Frances McDormand's career is as hot as ever, and she's proud to not have relied on the media to get to that point.
The two-time Oscar winner, who rarely grants interviews, spoke to the New York Times in a piece published on Monday, Feb. 22, and she explained why she spent a decade actively eschewing the normal spotlight that typically comes with stardom.
Frances' breakout Hollywood moment came with 1996's Fargo, produced and co-written by her husband Ethan Coen. After her role as Marge Gunderson in the darkly comedic crime flick earned the performer her first Academy Award, she hired a publicist and instructed him to decline nearly all press opportunities that would come her way.
"I made a very conscious effort not to do press and publicity for 10 years in what other people would think would be a very dangerous moment in a female actor's career, but it paid off for exactly the reasons I wanted it to," said the 63-year-old actress. "It gave me a mystery back to who I was, and then in the roles I performed, I could take an audience to a place where someone who sold watches or perfume and magazines couldn't."
Frances, who won her second Oscar for 2017's Three Billboards Outside Ebbing, Missouri, said she believes that her success with director Chloé Zhao's Nomadland stems from her own efforts to keep her private life to herself. In Nomadland, which is currently at the forefront of the 2021 Oscar conversation, the actress plays a woman seeking out a transitory life in a van after losing her financial standing.
"That's why it works," Frances continued. "That's why Chloé could bear to even think of doing this with me, because of what I've created for years not just as an actor, but in my personal life."
At one point in the interview, while walking along the small coastal town where she lives but that she declined to publicly identify, the star gestured to a few people enjoying the beach with their dogs.

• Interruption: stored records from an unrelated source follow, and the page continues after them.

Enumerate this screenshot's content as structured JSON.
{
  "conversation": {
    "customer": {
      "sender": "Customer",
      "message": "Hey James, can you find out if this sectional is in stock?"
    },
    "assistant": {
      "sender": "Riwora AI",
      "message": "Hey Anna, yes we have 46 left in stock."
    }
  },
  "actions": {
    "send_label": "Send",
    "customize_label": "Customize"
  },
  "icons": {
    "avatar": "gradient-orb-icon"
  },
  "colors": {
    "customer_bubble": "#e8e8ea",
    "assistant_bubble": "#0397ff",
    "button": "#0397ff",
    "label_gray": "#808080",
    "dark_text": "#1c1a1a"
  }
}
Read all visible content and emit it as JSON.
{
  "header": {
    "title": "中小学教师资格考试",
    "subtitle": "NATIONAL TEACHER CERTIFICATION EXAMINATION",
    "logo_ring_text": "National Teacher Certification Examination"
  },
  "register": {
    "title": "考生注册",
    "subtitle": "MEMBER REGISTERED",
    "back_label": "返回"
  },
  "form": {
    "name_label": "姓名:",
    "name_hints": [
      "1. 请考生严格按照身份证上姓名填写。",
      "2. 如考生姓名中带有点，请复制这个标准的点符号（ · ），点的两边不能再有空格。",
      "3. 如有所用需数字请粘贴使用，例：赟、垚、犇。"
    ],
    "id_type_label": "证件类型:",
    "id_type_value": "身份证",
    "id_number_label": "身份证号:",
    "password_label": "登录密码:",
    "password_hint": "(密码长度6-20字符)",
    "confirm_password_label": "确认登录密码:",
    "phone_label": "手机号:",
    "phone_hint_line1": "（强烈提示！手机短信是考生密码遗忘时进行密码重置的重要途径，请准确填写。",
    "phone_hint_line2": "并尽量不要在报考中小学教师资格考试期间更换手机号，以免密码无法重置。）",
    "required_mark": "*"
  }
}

"I don't mind being their movie star," Frances told the reporter. "I'm just not going to be yours."